• _EXERCISE PROMPT_: The answer must reproduce the listing exactly, with every picture left out.
-----
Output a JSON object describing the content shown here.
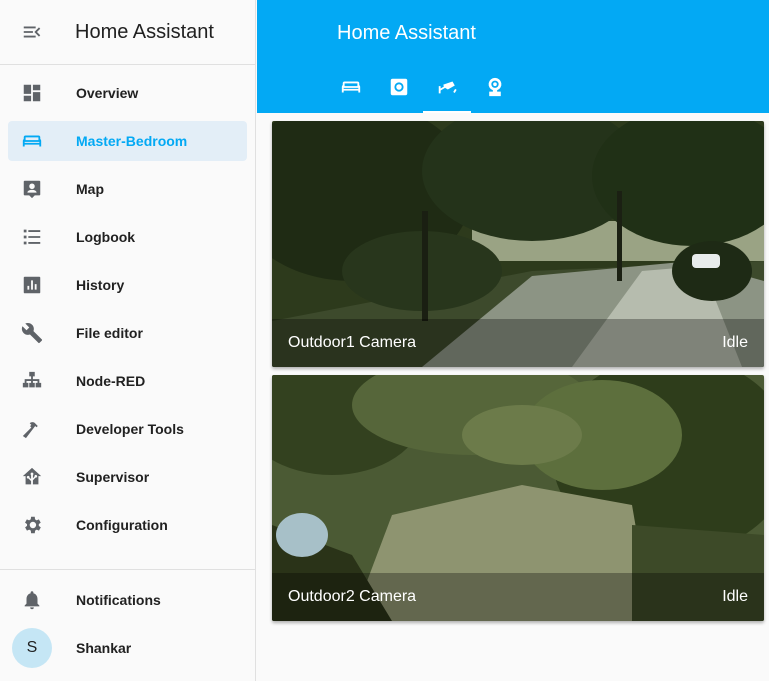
{
  "app": {
    "title": "Home Assistant"
  },
  "sidebar": {
    "items": [
      {
        "label": "Overview",
        "icon": "dashboard-icon"
      },
      {
        "label": "Master-Bedroom",
        "icon": "sofa-icon",
        "active": true
      },
      {
        "label": "Map",
        "icon": "account-box-icon"
      },
      {
        "label": "Logbook",
        "icon": "list-icon"
      },
      {
        "label": "History",
        "icon": "chart-box-icon"
      },
      {
        "label": "File editor",
        "icon": "wrench-icon"
      },
      {
        "label": "Node-RED",
        "icon": "sitemap-icon"
      },
      {
        "label": "Developer Tools",
        "icon": "hammer-icon"
      },
      {
        "label": "Supervisor",
        "icon": "home-assistant-icon"
      },
      {
        "label": "Configuration",
        "icon": "gear-icon"
      }
    ],
    "notifications_label": "Notifications",
    "user": {
      "name": "Shankar",
      "initial": "S"
    }
  },
  "header": {
    "title": "Home Assistant",
    "tabs": [
      {
        "icon": "sofa-icon"
      },
      {
        "icon": "washing-icon"
      },
      {
        "icon": "cctv-icon",
        "active": true
      },
      {
        "icon": "webcam-icon"
      }
    ]
  },
  "cards": [
    {
      "name": "Outdoor1 Camera",
      "state": "Idle"
    },
    {
      "name": "Outdoor2 Camera",
      "state": "Idle"
    }
  ],
  "colors": {
    "primary": "#03a9f4",
    "sidebar_active_bg": "#e3eef7",
    "icon": "#5f6368"
  }
}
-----
• _RESULT_:
Output a JSON object describing the content shown here.
{
  "app": {
    "title": "Home Assistant"
  },
  "sidebar": {
    "items": [
      {
        "label": "Overview",
        "icon": "dashboard-icon"
      },
      {
        "label": "Master-Bedroom",
        "icon": "sofa-icon",
        "active": true
      },
      {
        "label": "Map",
        "icon": "account-box-icon"
      },
      {
        "label": "Logbook",
        "icon": "list-icon"
      },
      {
        "label": "History",
        "icon": "chart-box-icon"
      },
      {
        "label": "File editor",
        "icon": "wrench-icon"
      },
      {
        "label": "Node-RED",
        "icon": "sitemap-icon"
      },
      {
        "label": "Developer Tools",
        "icon": "hammer-icon"
      },
      {
        "label": "Supervisor",
        "icon": "home-assistant-icon"
      },
      {
        "label": "Configuration",
        "icon": "gear-icon"
      }
    ],
    "notifications_label": "Notifications",
    "user": {
      "name": "Shankar",
      "initial": "S"
    }
  },
  "header": {
    "title": "Home Assistant",
    "tabs": [
      {
        "icon": "sofa-icon"
      },
      {
        "icon": "washing-icon"
      },
      {
        "icon": "cctv-icon",
        "active": true
      },
      {
        "icon": "webcam-icon"
      }
    ]
  },
  "cards": [
    {
      "name": "Outdoor1 Camera",
      "state": "Idle"
    },
    {
      "name": "Outdoor2 Camera",
      "state": "Idle"
    }
  ],
  "colors": {
    "primary": "#03a9f4",
    "sidebar_active_bg": "#e3eef7",
    "icon": "#5f6368"
  }
}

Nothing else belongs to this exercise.